<<<<

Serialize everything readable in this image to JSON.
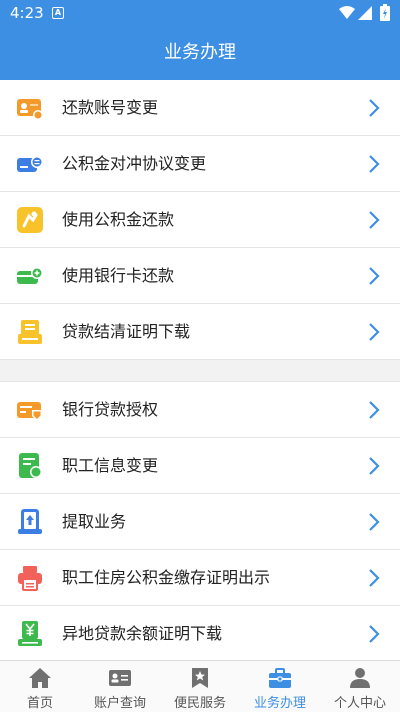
{
  "status": {
    "time": "4:23",
    "notif_badge": "A"
  },
  "header": {
    "title": "业务办理"
  },
  "section1": [
    {
      "label": "还款账号变更",
      "icon": "account-card-icon"
    },
    {
      "label": "公积金对冲协议变更",
      "icon": "offset-card-icon"
    },
    {
      "label": "使用公积金还款",
      "icon": "hand-coin-icon"
    },
    {
      "label": "使用银行卡还款",
      "icon": "bank-card-icon"
    },
    {
      "label": "贷款结清证明下载",
      "icon": "certificate-icon"
    }
  ],
  "section2": [
    {
      "label": "银行贷款授权",
      "icon": "authorization-icon"
    },
    {
      "label": "职工信息变更",
      "icon": "staff-info-icon"
    },
    {
      "label": "提取业务",
      "icon": "withdraw-icon"
    },
    {
      "label": "职工住房公积金缴存证明出示",
      "icon": "printer-icon"
    },
    {
      "label": "异地贷款余额证明下载",
      "icon": "yuan-download-icon"
    }
  ],
  "tabs": [
    {
      "label": "首页",
      "icon": "home-icon"
    },
    {
      "label": "账户查询",
      "icon": "id-card-icon"
    },
    {
      "label": "便民服务",
      "icon": "bookmark-star-icon"
    },
    {
      "label": "业务办理",
      "icon": "briefcase-icon",
      "active": true
    },
    {
      "label": "个人中心",
      "icon": "person-icon"
    }
  ],
  "colors": {
    "primary": "#3d8fe4",
    "orange": "#f39a2b",
    "green": "#3dba4e",
    "red": "#f2625a",
    "yellow": "#f7c22a",
    "blue": "#3d7ee4"
  }
}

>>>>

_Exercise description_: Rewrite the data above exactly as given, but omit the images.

_The completed task_:
Serialize everything readable in this image to JSON.
{
  "status": {
    "time": "4:23",
    "notif_badge": "A"
  },
  "header": {
    "title": "业务办理"
  },
  "section1": [
    {
      "label": "还款账号变更",
      "icon": "account-card-icon"
    },
    {
      "label": "公积金对冲协议变更",
      "icon": "offset-card-icon"
    },
    {
      "label": "使用公积金还款",
      "icon": "hand-coin-icon"
    },
    {
      "label": "使用银行卡还款",
      "icon": "bank-card-icon"
    },
    {
      "label": "贷款结清证明下载",
      "icon": "certificate-icon"
    }
  ],
  "section2": [
    {
      "label": "银行贷款授权",
      "icon": "authorization-icon"
    },
    {
      "label": "职工信息变更",
      "icon": "staff-info-icon"
    },
    {
      "label": "提取业务",
      "icon": "withdraw-icon"
    },
    {
      "label": "职工住房公积金缴存证明出示",
      "icon": "printer-icon"
    },
    {
      "label": "异地贷款余额证明下载",
      "icon": "yuan-download-icon"
    }
  ],
  "tabs": [
    {
      "label": "首页",
      "icon": "home-icon"
    },
    {
      "label": "账户查询",
      "icon": "id-card-icon"
    },
    {
      "label": "便民服务",
      "icon": "bookmark-star-icon"
    },
    {
      "label": "业务办理",
      "icon": "briefcase-icon",
      "active": true
    },
    {
      "label": "个人中心",
      "icon": "person-icon"
    }
  ],
  "colors": {
    "primary": "#3d8fe4",
    "orange": "#f39a2b",
    "green": "#3dba4e",
    "red": "#f2625a",
    "yellow": "#f7c22a",
    "blue": "#3d7ee4"
  }
}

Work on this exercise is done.